You are currently the head of the construction, engineering and projects group at Charles Russell Speechlys. How have you gone about building a great team?
It would be arrogant of me to suggest that I have built this team. Our great team has been built over time by many people. Over the past four years, growth has been up to 10 per cent year-on-year, which is impressive. I firmly believe that this is because the environment that we have put in place, while pursuing excellence, is supportive and encouraging. We have a great track recorded in promoting through the ranks. For example, my fellow partner Rupa Lakha – recognised as a highly regarded future leader by WWL – was a trainee with us, while our two recent promotions to partnership joined us very early on in their careers. We are expanding internationally (which gives a balance to our domestic offering) and part of this has meant we have been lucky enough to recruit Thanos Karvelis in Dubai. It is important to ensure anyone coming into our group is imbued with the same team values we have, in order to maintain the team spirit.
Considerable attention is being given to gender in the workplace at present. To what extent are gender-specific issues facing lawyers being addressed in your industry?
Over 50 per cent of our group’s lawyers are female. The challenge is to ensure that all of our talented lawyers, male and female, get to senior roles while balancing their work life with their family life. It makes no business sense to invest in people and then see them leave because we cannot get this right. Agile working is key. As regards diversity in the broader sense within the law, we all still have a long way to go.
Turning to the construction industry, it is, and continues to be, male-dominated – though this is slowly changing. Behaviours that were common 10-15 years ago are simply not tolerated now.
Construction law is an invigorating, challenging and rewarding environment in which to practise law, no matter what gender you are.
What impact do you think third-party funding will have on construction law in the next five years?
A significant one. Litigation funding’s main benefit is that it removes legal costs from companies’ cash flow; in an industry where cash flow is notoriously tight, it is likely to lead to a rise in the number of claims being brought. The other added benefit is that it removes claims from a company’s balance sheet. As more funders move into the market it may also lead to cheaper funding, and become an even more attractive option for construction companies.
Do you think that the construction industry will change dramatically over the next decade?

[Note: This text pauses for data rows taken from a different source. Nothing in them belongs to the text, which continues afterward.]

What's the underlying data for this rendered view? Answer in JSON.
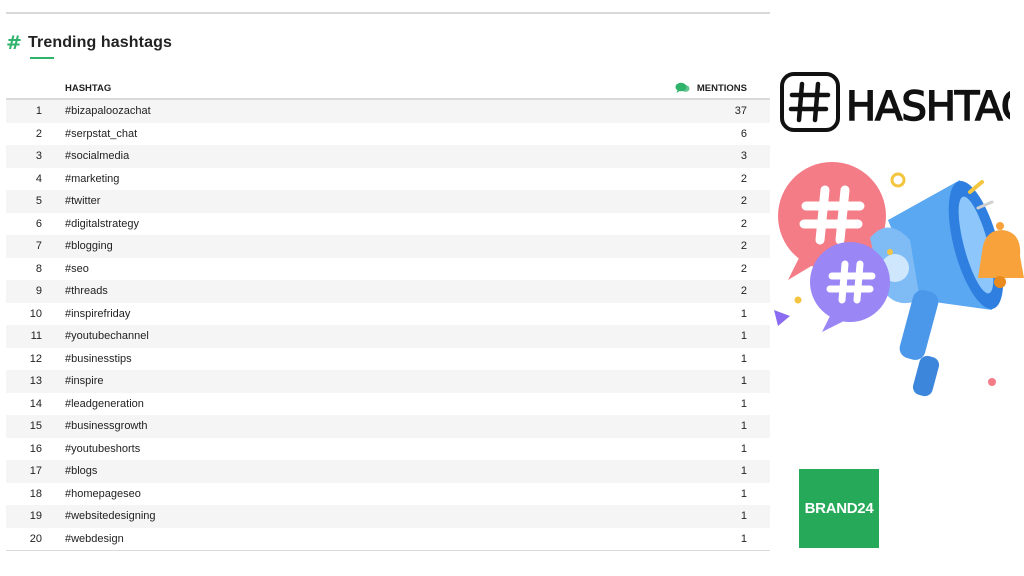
{
  "panel": {
    "title": "Trending hashtags",
    "icon": "hash-icon",
    "accent_color": "#2fb36b"
  },
  "table": {
    "columns": {
      "hashtag": "HASHTAG",
      "mentions": "MENTIONS"
    },
    "rows": [
      {
        "rank": "1",
        "tag": "#bizapaloozachat",
        "mentions": "37"
      },
      {
        "rank": "2",
        "tag": "#serpstat_chat",
        "mentions": "6"
      },
      {
        "rank": "3",
        "tag": "#socialmedia",
        "mentions": "3"
      },
      {
        "rank": "4",
        "tag": "#marketing",
        "mentions": "2"
      },
      {
        "rank": "5",
        "tag": "#twitter",
        "mentions": "2"
      },
      {
        "rank": "6",
        "tag": "#digitalstrategy",
        "mentions": "2"
      },
      {
        "rank": "7",
        "tag": "#blogging",
        "mentions": "2"
      },
      {
        "rank": "8",
        "tag": "#seo",
        "mentions": "2"
      },
      {
        "rank": "9",
        "tag": "#threads",
        "mentions": "2"
      },
      {
        "rank": "10",
        "tag": "#inspirefriday",
        "mentions": "1"
      },
      {
        "rank": "11",
        "tag": "#youtubechannel",
        "mentions": "1"
      },
      {
        "rank": "12",
        "tag": "#businesstips",
        "mentions": "1"
      },
      {
        "rank": "13",
        "tag": "#inspire",
        "mentions": "1"
      },
      {
        "rank": "14",
        "tag": "#leadgeneration",
        "mentions": "1"
      },
      {
        "rank": "15",
        "tag": "#businessgrowth",
        "mentions": "1"
      },
      {
        "rank": "16",
        "tag": "#youtubeshorts",
        "mentions": "1"
      },
      {
        "rank": "17",
        "tag": "#blogs",
        "mentions": "1"
      },
      {
        "rank": "18",
        "tag": "#homepageseo",
        "mentions": "1"
      },
      {
        "rank": "19",
        "tag": "#websitedesigning",
        "mentions": "1"
      },
      {
        "rank": "20",
        "tag": "#webdesign",
        "mentions": "1"
      }
    ]
  },
  "art": {
    "hashtag_word": "HASHTAG",
    "brand_label": "BRAND24",
    "brand_color": "#27a95a"
  }
}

If one walked a construction worker of 100 years ago around a construction site today, much of it would be familiar. This at last is about to change. The industry is ripe for disruption – least of all because with an ageing workforce (almost 30 per cent of construction workers in the UK are over 50), an industry that is not attracting enough young people, and with potential restrictions on companies’ ability to bring in labour from other countries, there will simply not be enough people to deliver the necessary infrastructure and development. Digitisation, off-site manufacturing, rising/flying factories, 3D printing and robotics: all of these new developments, for the construction industry at least, will have a massive impact and catapult us into the 21st century, making it a really exciting industry to be involved in. This will feed into how lawyers operate and serve clients.